One area I find super important both to me and to my clients is using mindfulness to quiet the mind. Like many, I am a really good thinker, which can turn into worry. I can think about what is coming up, imagine what I should or could say in that situation, and then, after it occurs, think about what has been said and what might have been done differently.
When I am working with someone in therapy, we talk a lot about being in tune with their own feelings. We talk about what senses they use to calm themselves down.
I have found that for most people, they have a sense that they are more likely to utilize when their thinking starts to ‘take over’.
For some, that sense is hearing. They may become overstimulated by too many sounds, for instance, which can be a source of frustration for them. They may also be the person who says ‘when I get upset, I put on music and listen to it’.
I find it interesting how some people are calmed by calming, peaceful music. I am an acoustic girl myself. Some acoustic guitar, or some classical piano music, or anything by Peter, Paul and Mary are instant calm-downers for me. If it is really bad, out come The Carpenters. When Karen C and I sing together, it really calms me down.
For others, more intense, loud music with a strong beat is calming. When my husband and I were first dating, we had a constant battle over volume and type of music in the car. One of my friends joked that she liked to watch us constantly turn up and down the music on the radio, which we both did absentmindedly. He is more of a ‘layers’ person, and loves the grunge music of the 90’s. I find that music quite agitating, but for him, it is calming.
For others, their sense of what they see is their go-to for relaxation. They may be the person who looks out the window at the green trees in the summer. They may love to stare at a lake, or a picture of a lake. They may be able to close their eyes and envision a sandy beach and the sunshine beating down, or a forest with the sun peeking through the trees.
For those candle lovers out there, your sense that may be most calming may be your sense of smell. As a person with several seasonal allergies, I am more drawn to food smells in a candle, or the smell of fruits. For others, a clean, cotton smell, or the smell of cookies baking, or lilacs may be a very calming sense for you.
Taste and touch are the last two senses that can be drawn from when you consider the 5 senses.
For me, my clothes are really important to me, for my comfort both in temperature and in being comfortable in my clothes. I do not enjoy tight clothes, or clothes that are rough. For others, they may hate having a tag, or love to wear comfy pants.
Some people carry a rock in their pocket as part of their faith. The smooth edge of the rock can be a calming moment for them. Others wear bands around their wrists, and will snap them as a way to stay calm.
Many of us have all kinds of memories around taste.
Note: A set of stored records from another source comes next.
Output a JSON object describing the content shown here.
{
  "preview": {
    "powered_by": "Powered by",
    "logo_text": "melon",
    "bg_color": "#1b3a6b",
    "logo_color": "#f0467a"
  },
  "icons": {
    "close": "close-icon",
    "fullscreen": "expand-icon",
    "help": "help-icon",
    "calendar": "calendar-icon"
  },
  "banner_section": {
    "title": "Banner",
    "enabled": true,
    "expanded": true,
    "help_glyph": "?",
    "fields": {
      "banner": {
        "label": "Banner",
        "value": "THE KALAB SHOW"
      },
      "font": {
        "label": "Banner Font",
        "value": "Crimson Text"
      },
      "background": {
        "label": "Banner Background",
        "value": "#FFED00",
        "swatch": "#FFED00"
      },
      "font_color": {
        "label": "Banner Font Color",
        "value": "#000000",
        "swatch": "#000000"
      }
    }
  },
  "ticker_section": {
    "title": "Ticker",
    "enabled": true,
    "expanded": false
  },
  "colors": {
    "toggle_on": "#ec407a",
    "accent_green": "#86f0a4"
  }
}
The taste of sweet may remind you of childhood in a positive way. The taste of something bitter may be how you wake up in the morning, and associate that taste with the smell of coffee.
Our senses are really intertwined-it is hard to imagine a taste without having a smell associated with it, and some things we see are very associated with what we hear.
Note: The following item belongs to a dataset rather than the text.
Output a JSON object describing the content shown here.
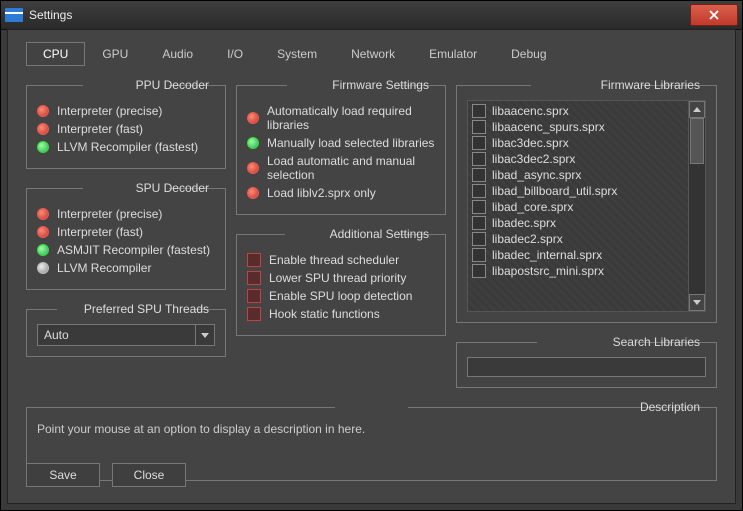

I encourage you to use some time, as you finish reading this, to think about which senses help you quiet your mind and slow down from all of the tasks that are required of us.
Now imagine that you are seeing that thing that is a favorite, or listening to that sound of the waves crashing, or smelling the smell of cookies baking.
As you imagine hearing, seeing, touching, tasting, or smelling, think about things you have fond memories of. As you are imagine those smells, touches, etc., now breathe in for a count of 4.
Now wait for 2
and breathe out for 4.
and wait for 2 again.
As you do this continue to imagine you are hearing the familiar sounds that are helpful as you quiet the worries and the stresses in your mind.
Now look around you for something you can see. As you look, look at every piece of it. Notice the outside edges, the colors, and how the shadows surround it.
Continue breathing in and out, waiting for a beat of 2 in between each breath.
For me these steps are helpful in quieting some of those stressors, whether they are about work, family, the weather, or things we cannot or do not want to change.
Enjoy your day!
In light of the 2 shootings this weekend (in Dayton and El Paso), I thought this article I wrote last September, 2018 would be timely.
As we are all grateful for surviving another day, let’s think about ways to slow down the terror people are experiencing. Read on for more:
Noblesville is frequently recognized as one of the ‘best places to live’ lists, and Hamilton County, where Noblesville is located, is frequently called one of the most desirable places to live. It…
— Read on medium.com/@tdparke/being-trauma-informed-in-the-wake-of-a-school-shooting-adf4c38fc029